Ever since Hotter Than Hell 1998 appeared on YouTube I've been sizzling up a 20 year anniversary review post. We'll also review the best moments of Footy Record, remember the great moments of the year like the very un-PC "kick it here Hynesy you poofter" and when I make a dickhead of myself as a pissed 17-year-old in a corporate box. I'm hoping to finish it by midweek. Keep an eye on the usual channels for a link. Until then, here's Marcus Seecamp punching Brad Pearce in the face:



Random House
I suspect our second book - covering five years or a flag, whatever comes first, will be a significantly jollier read than the original. Which will make it far less interesting, so if you haven't already you may want to discover the moments of farceshambles that have inadvertently led us to the positive position we're in now.

Here's the complication, Amazon and the Australian government are having a punch-up and either they're going to stop sending here or slap a tax on everything you buy. So, if you're interested in a book that takes 42 pages to get to as many wins as we've had in the last six weeks I'm altering the process. Unless you want the Kindle version, all orders can now be made directly from our warehouse (currently a box sitting in my office containing five spare copies). Please leave a note if you want anything kooky written on the inside cover.

Was it worth it?
It certainly was. The game itself was nothing special, though not likely to be cited in this week's long list of articles by ex-players delivering their 'brilliant' ideas for 'improving' the game, but every building block towards the eight (for now...) is worth seeing in person. Also I would walk 500 miles for Jones then I'd walk 500 more so there's that.

Final thoughts
Back in the days where we lost 38 games out of 44 you often wondered if we'd ever win again. Even having little experience of being in this strong a position - having not seen this many consecutive since Round 10-15, 2006 - I know that one certainty is it'll end at some point. That may very well be next week, or in Adelaide after the bye, but either way we're building a fantastic position to spring at the rest of the league like a venomous snake in the future. Even better, let's give everyone the Kenneth Pinyan treatment from here to October and win the flag in a canter.

2 comments:

  1. For this alone we need Bugg IN!

    "Mind you, imagine the off-the-ball CHAOS that Bugg could cause in front of that sort of audience? He could niggle to the point where fans are coming over the fence at him."

    I would pay serious money to see this. Flights, hotel, reserved tickets ... all of these things.

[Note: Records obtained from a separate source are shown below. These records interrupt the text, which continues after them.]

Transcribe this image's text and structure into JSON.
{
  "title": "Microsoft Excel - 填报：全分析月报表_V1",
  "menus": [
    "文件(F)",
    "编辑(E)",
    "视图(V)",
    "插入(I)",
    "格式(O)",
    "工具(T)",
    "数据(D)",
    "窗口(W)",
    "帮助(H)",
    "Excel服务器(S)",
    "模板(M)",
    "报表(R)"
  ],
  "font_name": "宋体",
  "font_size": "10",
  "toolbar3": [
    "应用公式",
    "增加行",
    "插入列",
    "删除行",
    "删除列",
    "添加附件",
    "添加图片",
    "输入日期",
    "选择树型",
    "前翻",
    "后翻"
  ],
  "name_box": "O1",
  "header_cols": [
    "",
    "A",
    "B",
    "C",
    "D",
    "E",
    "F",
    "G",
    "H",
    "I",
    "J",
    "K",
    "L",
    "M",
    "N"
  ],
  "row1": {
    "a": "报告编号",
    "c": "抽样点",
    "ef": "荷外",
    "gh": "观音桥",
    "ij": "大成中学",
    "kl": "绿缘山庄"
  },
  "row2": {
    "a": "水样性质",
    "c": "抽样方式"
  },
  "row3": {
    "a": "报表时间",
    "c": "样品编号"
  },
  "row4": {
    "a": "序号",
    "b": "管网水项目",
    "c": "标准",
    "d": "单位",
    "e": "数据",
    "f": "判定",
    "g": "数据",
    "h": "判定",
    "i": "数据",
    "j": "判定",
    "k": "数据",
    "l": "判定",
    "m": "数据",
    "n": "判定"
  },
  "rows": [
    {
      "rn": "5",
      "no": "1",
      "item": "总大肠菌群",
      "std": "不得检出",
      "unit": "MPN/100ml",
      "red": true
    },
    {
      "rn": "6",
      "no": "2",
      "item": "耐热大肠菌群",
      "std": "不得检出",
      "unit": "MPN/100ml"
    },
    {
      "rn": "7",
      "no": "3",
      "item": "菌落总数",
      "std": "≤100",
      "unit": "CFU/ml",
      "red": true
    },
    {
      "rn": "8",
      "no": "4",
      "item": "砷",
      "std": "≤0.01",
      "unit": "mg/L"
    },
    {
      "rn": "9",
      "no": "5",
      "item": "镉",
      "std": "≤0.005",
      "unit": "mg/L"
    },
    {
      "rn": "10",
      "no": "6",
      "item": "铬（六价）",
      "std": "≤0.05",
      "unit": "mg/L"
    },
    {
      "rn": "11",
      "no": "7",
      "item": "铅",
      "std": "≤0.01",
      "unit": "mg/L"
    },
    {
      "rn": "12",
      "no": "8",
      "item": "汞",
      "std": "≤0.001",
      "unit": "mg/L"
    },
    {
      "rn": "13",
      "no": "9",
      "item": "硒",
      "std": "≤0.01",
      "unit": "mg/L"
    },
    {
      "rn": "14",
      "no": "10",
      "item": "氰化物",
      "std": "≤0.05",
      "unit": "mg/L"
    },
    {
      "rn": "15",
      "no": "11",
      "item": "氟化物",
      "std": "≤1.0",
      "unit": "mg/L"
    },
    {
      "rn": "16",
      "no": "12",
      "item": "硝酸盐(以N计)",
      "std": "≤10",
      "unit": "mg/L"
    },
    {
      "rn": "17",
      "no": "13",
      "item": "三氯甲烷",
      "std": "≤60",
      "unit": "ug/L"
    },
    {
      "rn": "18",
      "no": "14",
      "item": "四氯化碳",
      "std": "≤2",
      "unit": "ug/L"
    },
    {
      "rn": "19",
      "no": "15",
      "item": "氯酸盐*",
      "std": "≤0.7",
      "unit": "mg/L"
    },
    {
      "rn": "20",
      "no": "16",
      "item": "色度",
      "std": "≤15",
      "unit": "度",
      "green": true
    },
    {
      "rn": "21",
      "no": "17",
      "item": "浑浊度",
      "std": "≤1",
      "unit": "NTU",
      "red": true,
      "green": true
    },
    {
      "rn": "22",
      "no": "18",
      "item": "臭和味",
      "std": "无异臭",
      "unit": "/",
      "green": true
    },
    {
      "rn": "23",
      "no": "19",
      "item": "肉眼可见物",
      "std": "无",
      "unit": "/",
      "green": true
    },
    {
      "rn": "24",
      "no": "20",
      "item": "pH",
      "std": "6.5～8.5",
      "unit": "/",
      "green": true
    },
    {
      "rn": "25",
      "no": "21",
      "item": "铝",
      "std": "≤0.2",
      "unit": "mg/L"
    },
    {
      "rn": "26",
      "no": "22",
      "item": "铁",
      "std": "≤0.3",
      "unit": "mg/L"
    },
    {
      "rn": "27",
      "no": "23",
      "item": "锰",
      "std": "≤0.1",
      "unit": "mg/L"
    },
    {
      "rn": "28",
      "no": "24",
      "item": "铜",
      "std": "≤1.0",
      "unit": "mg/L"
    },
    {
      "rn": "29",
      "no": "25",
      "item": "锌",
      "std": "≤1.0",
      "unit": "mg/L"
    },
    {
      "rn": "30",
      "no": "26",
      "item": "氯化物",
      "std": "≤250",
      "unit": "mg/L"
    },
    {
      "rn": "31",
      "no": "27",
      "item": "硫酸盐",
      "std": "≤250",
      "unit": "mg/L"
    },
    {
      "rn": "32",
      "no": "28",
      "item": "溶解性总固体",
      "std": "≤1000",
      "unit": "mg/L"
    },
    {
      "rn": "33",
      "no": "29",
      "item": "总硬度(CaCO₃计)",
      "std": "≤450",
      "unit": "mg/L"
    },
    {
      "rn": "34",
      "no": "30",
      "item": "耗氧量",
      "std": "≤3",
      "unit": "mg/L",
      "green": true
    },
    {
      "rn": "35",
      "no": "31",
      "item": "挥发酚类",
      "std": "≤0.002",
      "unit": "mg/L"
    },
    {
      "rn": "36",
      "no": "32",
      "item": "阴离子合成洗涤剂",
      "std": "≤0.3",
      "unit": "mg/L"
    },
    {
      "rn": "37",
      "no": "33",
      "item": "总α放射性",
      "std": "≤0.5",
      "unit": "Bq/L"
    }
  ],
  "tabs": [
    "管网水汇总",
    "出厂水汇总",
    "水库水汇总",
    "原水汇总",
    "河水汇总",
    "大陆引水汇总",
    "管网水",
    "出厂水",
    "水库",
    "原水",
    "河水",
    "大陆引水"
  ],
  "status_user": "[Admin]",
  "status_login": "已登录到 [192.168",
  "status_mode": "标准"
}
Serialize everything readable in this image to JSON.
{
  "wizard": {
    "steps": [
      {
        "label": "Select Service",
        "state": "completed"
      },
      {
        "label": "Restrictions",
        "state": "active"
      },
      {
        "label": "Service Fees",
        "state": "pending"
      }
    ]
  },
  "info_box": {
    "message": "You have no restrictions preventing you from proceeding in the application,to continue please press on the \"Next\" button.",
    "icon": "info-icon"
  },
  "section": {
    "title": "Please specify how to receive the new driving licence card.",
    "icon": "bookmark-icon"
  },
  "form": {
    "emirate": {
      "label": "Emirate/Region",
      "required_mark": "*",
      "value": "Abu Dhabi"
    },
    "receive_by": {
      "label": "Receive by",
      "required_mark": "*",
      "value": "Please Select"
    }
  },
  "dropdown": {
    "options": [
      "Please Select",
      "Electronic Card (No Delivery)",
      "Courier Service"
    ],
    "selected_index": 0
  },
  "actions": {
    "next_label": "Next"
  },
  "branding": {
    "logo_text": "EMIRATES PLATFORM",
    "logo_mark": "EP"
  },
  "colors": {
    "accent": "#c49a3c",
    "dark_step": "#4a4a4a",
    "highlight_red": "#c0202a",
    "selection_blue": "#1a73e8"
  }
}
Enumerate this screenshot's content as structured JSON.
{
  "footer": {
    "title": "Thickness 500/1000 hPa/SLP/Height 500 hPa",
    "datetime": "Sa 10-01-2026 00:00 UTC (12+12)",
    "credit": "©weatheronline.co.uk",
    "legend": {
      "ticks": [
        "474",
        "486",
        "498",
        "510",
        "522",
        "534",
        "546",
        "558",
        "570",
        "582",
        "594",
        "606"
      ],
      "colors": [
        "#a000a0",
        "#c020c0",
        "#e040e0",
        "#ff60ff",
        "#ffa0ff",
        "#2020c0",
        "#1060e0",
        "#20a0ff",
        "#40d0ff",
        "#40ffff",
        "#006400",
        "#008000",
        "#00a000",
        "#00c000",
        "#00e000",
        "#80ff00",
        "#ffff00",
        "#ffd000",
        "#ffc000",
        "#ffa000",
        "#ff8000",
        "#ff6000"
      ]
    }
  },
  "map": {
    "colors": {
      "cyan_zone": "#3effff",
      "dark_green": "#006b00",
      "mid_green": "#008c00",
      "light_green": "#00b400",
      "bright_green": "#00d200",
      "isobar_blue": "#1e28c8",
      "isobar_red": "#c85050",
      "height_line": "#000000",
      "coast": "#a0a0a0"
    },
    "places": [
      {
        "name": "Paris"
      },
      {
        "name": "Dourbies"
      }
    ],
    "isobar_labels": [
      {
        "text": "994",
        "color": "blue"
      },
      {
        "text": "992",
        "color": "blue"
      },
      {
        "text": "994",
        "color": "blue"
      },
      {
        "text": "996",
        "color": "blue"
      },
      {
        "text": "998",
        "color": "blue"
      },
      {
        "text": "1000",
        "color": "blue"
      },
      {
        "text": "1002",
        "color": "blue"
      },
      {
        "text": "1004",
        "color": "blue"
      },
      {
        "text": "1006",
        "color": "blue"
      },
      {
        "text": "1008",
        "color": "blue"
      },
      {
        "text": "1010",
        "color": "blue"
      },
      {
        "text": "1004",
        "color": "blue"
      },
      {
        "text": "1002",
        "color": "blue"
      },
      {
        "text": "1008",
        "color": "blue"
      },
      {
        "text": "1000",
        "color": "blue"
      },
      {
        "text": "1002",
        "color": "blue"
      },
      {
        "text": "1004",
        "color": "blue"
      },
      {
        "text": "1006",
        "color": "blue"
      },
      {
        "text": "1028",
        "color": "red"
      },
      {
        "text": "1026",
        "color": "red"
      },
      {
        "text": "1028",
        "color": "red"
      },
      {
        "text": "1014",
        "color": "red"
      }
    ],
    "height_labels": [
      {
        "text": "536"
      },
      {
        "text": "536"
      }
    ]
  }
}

    ReplyDelete
  2. Mentioning the esteemed Mr Pinyan in your last para. I see you’re a man of culture...!

    For the remainder of the season, are you suggesting that we are the horse or Mr Pinyan...?! 😂

    ReplyDelete